Kasich said Trump's comments contradict the "foundation of our country and all that we teach our children," adding that the comments are "deplorable and beneath the dignity of the office."
Kasich sought the presidential nomination as a moderate.
Republican Sen. Lindsey Graham is advising Trump to "aim higher." Graham, a close ally of Trump who golfed with the president over the weekend, offered the advice in an interview with "Fox & Friends" Monday morning.
He said the lawmakers, including Rep. Alexandria Ocasio-Cortez of New York and Rep. Ilhan Omar of Minnesota, "are American citizens" who were "duly elected," and says Trump should "take on their policies" instead of launching personal attacks.
Two close U.S. allies are condemning President Donald Trump's incendiary weekend tweets about four Democratic congresswomen.
Canadian Prime Minister Justin Trudeau said Trump's comments about the congresswomen are "not how we do things in Canada."
Trudeau said Monday "Canadians and indeed people around the world know exactly what I think about those particular comments."
A spokesman for British Prime Minister Theresa May said the prime minister thinks "the language which was used to refer to the women was completely unacceptable."
Trump made clear that he had no intention of backing down. Instead, Trump tweeted Monday that the congresswomen ought to apologize for past remarks about Israel and about him.
"When will the Radical Left Congresswomen apologize to our Country, the people of Israel and even to the Office of the President, for the foul language they have used, and the terrible things they have said. So many people are angry at them & their horrible & disgusting actions!"
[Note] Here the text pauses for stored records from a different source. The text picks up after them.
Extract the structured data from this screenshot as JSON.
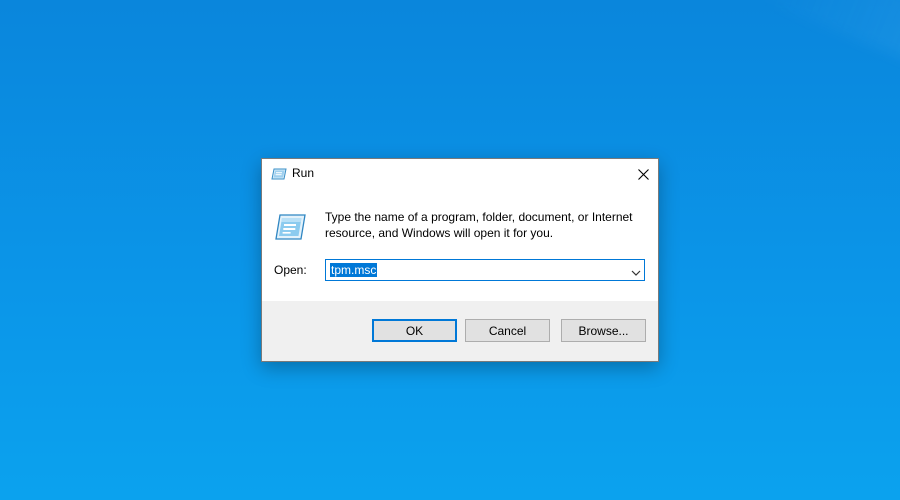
{
  "desktop": {
    "background_color": "#0b95e8"
  },
  "dialog": {
    "title": "Run",
    "title_icon": "run-icon",
    "close_icon": "close-icon",
    "description": "Type the name of a program, folder, document, or Internet resource, and Windows will open it for you.",
    "open_label": "Open:",
    "open_value": "tpm.msc",
    "dropdown_icon": "chevron-down-icon",
    "buttons": {
      "ok": "OK",
      "cancel": "Cancel",
      "browse": "Browse..."
    },
    "accent_color": "#0078d7"
  }
}
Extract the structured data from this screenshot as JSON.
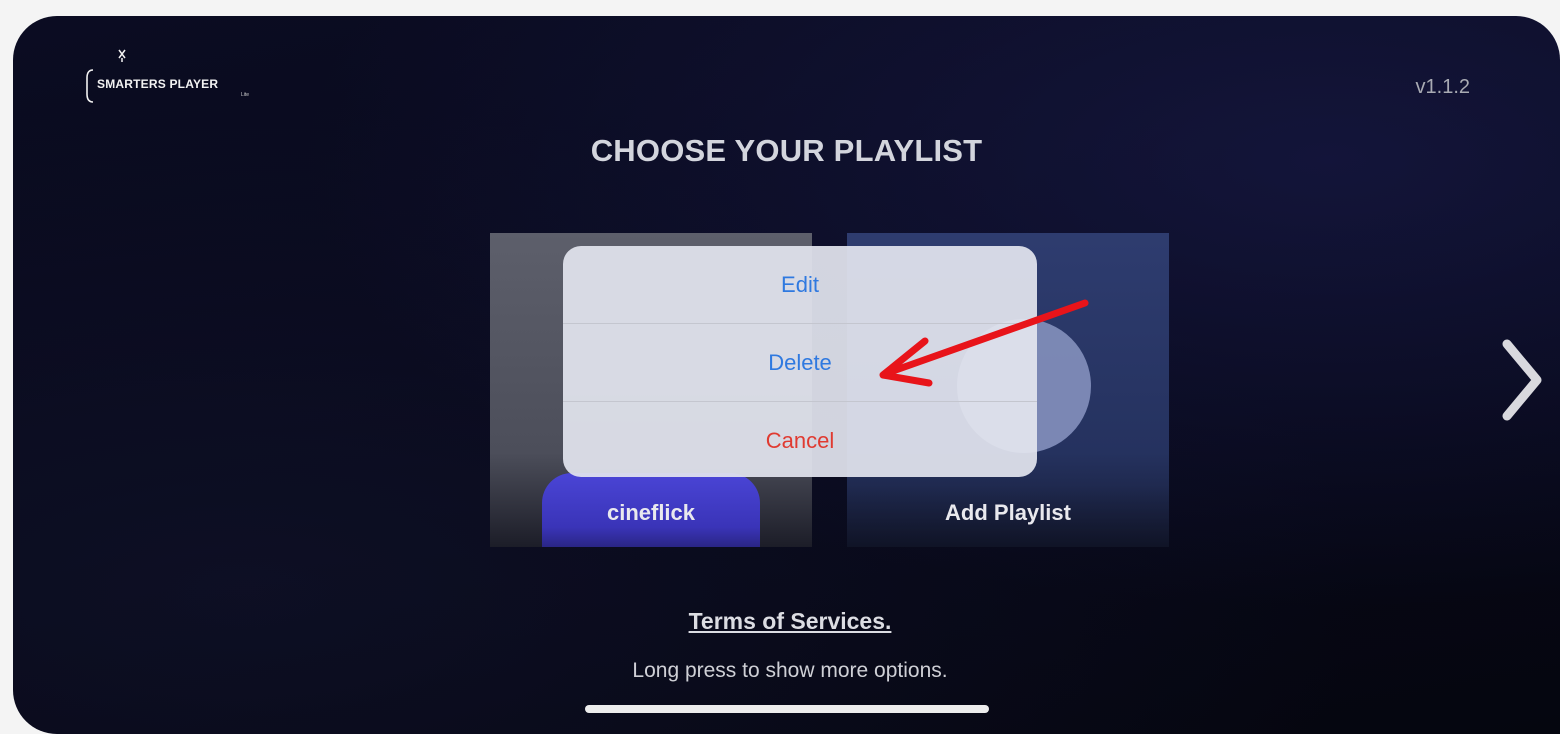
{
  "app": {
    "logo_text": "SMARTERS PLAYER",
    "logo_sub": "Lite",
    "version": "v1.1.2"
  },
  "page": {
    "title": "CHOOSE YOUR PLAYLIST"
  },
  "playlists": [
    {
      "label": "cineflick"
    },
    {
      "label": "Add Playlist"
    }
  ],
  "action_sheet": {
    "edit_label": "Edit",
    "delete_label": "Delete",
    "cancel_label": "Cancel"
  },
  "footer": {
    "terms_label": "Terms of Services.",
    "hint": "Long press to show more options."
  },
  "icons": {
    "next": "chevron-right-icon",
    "annotation": "red-arrow-icon",
    "logo": "tv-antenna-icon"
  },
  "colors": {
    "action_blue": "#2f79e0",
    "cancel_red": "#e03a31",
    "annotation_red": "#e8141a",
    "background": "#07081a"
  }
}
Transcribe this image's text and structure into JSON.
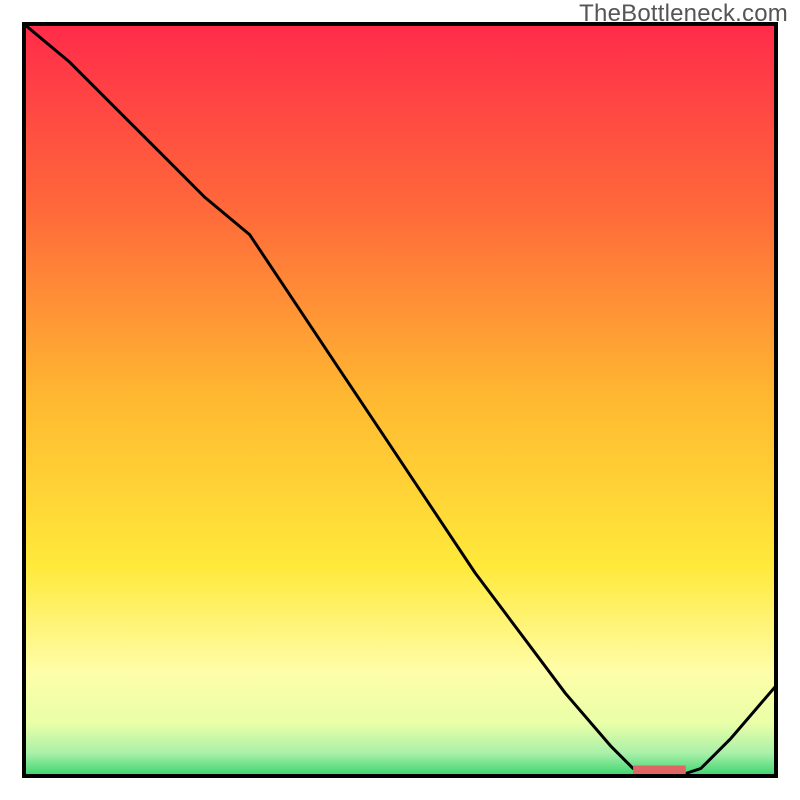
{
  "watermark": "TheBottleneck.com",
  "chart_data": {
    "type": "line",
    "title": "",
    "xlabel": "",
    "ylabel": "",
    "xlim": [
      0,
      100
    ],
    "ylim": [
      0,
      100
    ],
    "grid": false,
    "x": [
      0,
      6,
      12,
      18,
      24,
      30,
      36,
      42,
      48,
      54,
      60,
      66,
      72,
      78,
      81,
      84,
      87,
      90,
      94,
      100
    ],
    "values": [
      100,
      95,
      89,
      83,
      77,
      72,
      63,
      54,
      45,
      36,
      27,
      19,
      11,
      4,
      1,
      0,
      0,
      1,
      5,
      12
    ],
    "optimal_range": {
      "x_start": 81,
      "x_end": 88,
      "thickness_pct": 1.4
    },
    "gradient_stops": [
      {
        "pct": 0,
        "color": "#ff2b4a"
      },
      {
        "pct": 25,
        "color": "#ff6a3a"
      },
      {
        "pct": 50,
        "color": "#ffb931"
      },
      {
        "pct": 72,
        "color": "#ffe93a"
      },
      {
        "pct": 86,
        "color": "#fffda8"
      },
      {
        "pct": 93,
        "color": "#e9ffa8"
      },
      {
        "pct": 97,
        "color": "#a8f0a8"
      },
      {
        "pct": 100,
        "color": "#39d46e"
      }
    ]
  }
}
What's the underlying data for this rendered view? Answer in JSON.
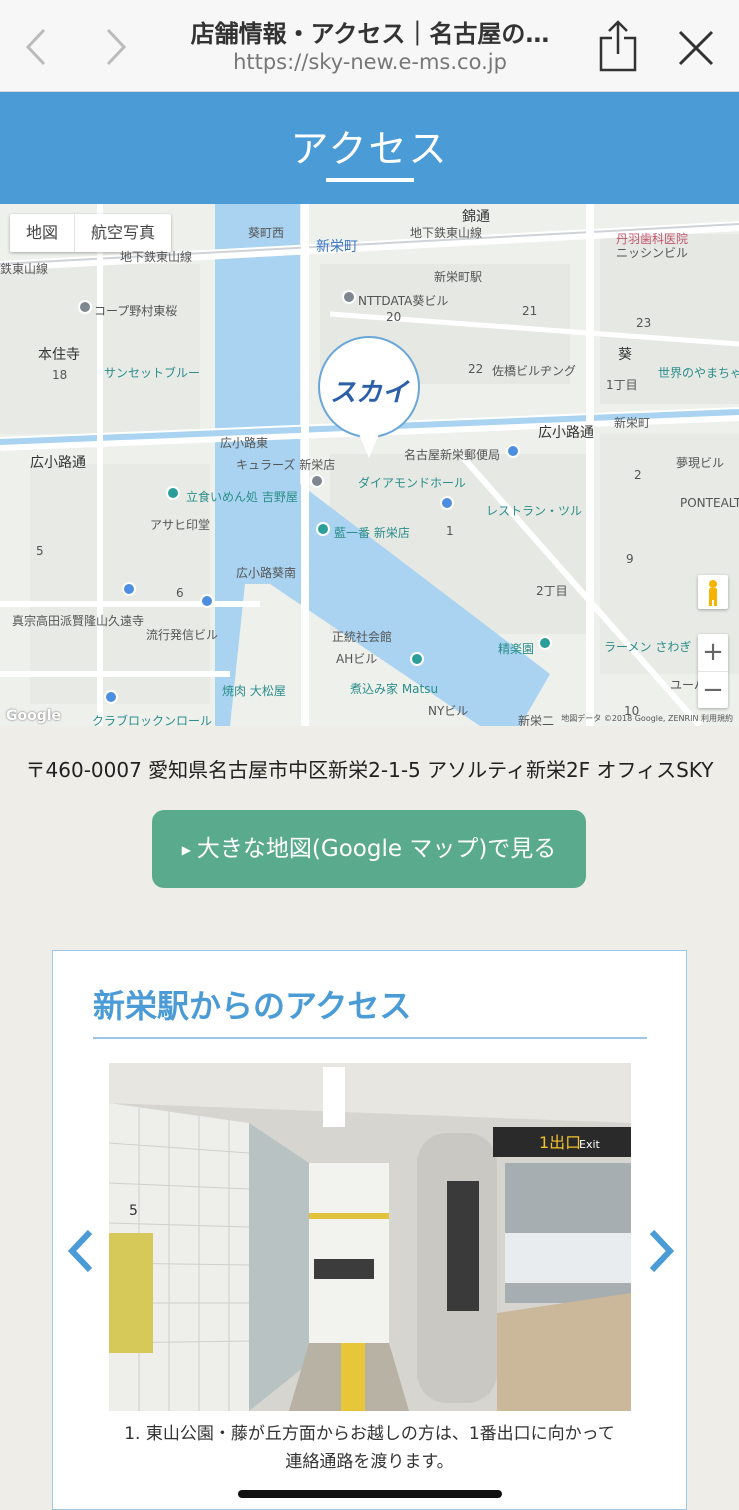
{
  "browser": {
    "title": "店舗情報・アクセス｜名古屋の…",
    "url": "https://sky-new.e-ms.co.jp"
  },
  "header": {
    "title": "アクセス",
    "accent_color": "#4a9bd6"
  },
  "map": {
    "toggle": [
      "地図",
      "航空写真"
    ],
    "marker_logo": "スカイ",
    "labels": [
      "錦通",
      "葵町西",
      "新栄町",
      "地下鉄東山線",
      "地下鉄東山線",
      "新栄町駅",
      "丹羽歯科医院",
      "ニッシンビル",
      "鉄東山線",
      "コープ野村東桜",
      "NTTDATA葵ビル",
      "20",
      "21",
      "23",
      "葵",
      "本住寺",
      "サンセットブルー",
      "22",
      "佐橋ビルヂング",
      "世界のやまちゃん",
      "1丁目",
      "18",
      "広小路通",
      "広小路通",
      "広小路東",
      "新栄町",
      "名古屋新栄郵便局",
      "夢現ビル",
      "キュラーズ 新栄店",
      "ダイアモンドホール",
      "立食いめん処 吉野屋",
      "2",
      "PONTEALTO東",
      "アサヒ印堂",
      "藍一番 新栄店",
      "1",
      "レストラン・ツル",
      "5",
      "9",
      "6",
      "2丁目",
      "広小路葵南",
      "真宗高田派賢隆山久遠寺",
      "流行発信ビル",
      "正統社会館",
      "精楽園",
      "ラーメン さわぎ",
      "AHビル",
      "焼肉 大松屋",
      "煮込み家 Matsu",
      "クラブロックンロール",
      "NYビル",
      "新栄二",
      "10",
      "ユーハ"
    ],
    "zoom": [
      "+",
      "−"
    ],
    "attribution": "地図データ ©2018 Google, ZENRIN   利用規約",
    "google_logo": "Google"
  },
  "address": "〒460-0007 愛知県名古屋市中区新栄2-1-5 アソルティ新栄2F オフィスSKY",
  "gmap_button": {
    "label": "大きな地図(Google マップ)で見る",
    "color": "#5aaa8e"
  },
  "access": {
    "title": "新栄駅からのアクセス",
    "photo_signs": [
      "1出口",
      "Exit",
      "5"
    ],
    "caption_line1": "1. 東山公園・藤が丘方面からお越しの方は、1番出口に向かって",
    "caption_line2": "連絡通路を渡ります。"
  }
}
It was yet another sign that Trump, who won the presidency in 2016 in part by energizing disaffected voters with incendiary racial rhetoric, has no intention of backing away from that strategy going in 2020. It was far from the first time that he has been accused of holding racist views. Trump has faced few consequences for such attacks, which typically earn him cycles of front-page media attention.
In his campaign kickoff in June 2015, Trump deemed many Mexican immigrants "rapists." In 2017, he said there good people on "both sides" of the clash in Charlottesville, Virginia, between white supremacists and anti-racist demonstrators that left one counter-protester dead. Last year, during a private White House meeting on immigration, Trump wondered why the United States was admitting so many immigrants from "s---hole countries," in reference to African nations.
Repeatedly, Trump has painted arriving immigrants as an "infestation" and he has been slow in condemning acts of violence committed by white supremacists. He launched his political career with false claims that President Barack Obama was not born in the United States.
The Associated Press contributed to this report. This story was reported from Los Angeles.